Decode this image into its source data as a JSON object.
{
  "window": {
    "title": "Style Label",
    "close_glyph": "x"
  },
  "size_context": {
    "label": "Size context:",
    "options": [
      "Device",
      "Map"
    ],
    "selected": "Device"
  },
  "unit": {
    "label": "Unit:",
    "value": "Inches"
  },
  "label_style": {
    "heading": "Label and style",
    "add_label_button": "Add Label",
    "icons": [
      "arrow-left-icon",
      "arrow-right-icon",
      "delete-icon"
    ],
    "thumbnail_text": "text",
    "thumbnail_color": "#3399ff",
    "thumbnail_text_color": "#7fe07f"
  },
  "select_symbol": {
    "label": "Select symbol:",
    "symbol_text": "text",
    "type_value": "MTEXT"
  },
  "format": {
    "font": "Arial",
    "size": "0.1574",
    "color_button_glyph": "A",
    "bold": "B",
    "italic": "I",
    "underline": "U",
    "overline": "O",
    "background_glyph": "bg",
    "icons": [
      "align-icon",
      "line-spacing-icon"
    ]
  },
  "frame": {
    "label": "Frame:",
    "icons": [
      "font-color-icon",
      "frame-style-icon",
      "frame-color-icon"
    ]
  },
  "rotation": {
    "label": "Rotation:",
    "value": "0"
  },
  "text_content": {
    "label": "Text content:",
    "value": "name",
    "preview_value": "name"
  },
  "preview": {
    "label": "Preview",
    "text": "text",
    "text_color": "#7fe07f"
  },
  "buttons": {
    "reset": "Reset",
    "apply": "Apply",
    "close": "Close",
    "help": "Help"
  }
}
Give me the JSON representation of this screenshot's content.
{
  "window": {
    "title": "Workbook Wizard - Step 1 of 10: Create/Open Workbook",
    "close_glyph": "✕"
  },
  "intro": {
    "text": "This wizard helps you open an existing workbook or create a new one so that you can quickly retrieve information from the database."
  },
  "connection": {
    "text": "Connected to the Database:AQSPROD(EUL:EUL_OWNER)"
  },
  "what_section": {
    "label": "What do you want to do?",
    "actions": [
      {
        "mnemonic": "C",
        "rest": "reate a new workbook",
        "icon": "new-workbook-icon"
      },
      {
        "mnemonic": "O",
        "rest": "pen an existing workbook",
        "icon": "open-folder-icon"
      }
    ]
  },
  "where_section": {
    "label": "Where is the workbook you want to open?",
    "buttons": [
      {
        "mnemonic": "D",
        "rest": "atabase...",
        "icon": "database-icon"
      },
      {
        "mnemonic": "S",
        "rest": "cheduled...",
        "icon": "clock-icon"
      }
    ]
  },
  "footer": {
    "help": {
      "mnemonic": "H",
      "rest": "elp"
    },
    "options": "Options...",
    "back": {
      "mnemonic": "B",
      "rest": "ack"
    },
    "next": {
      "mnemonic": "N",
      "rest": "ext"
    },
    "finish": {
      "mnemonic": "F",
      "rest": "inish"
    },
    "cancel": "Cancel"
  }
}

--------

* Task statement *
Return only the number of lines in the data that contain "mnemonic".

* Exercise response *
8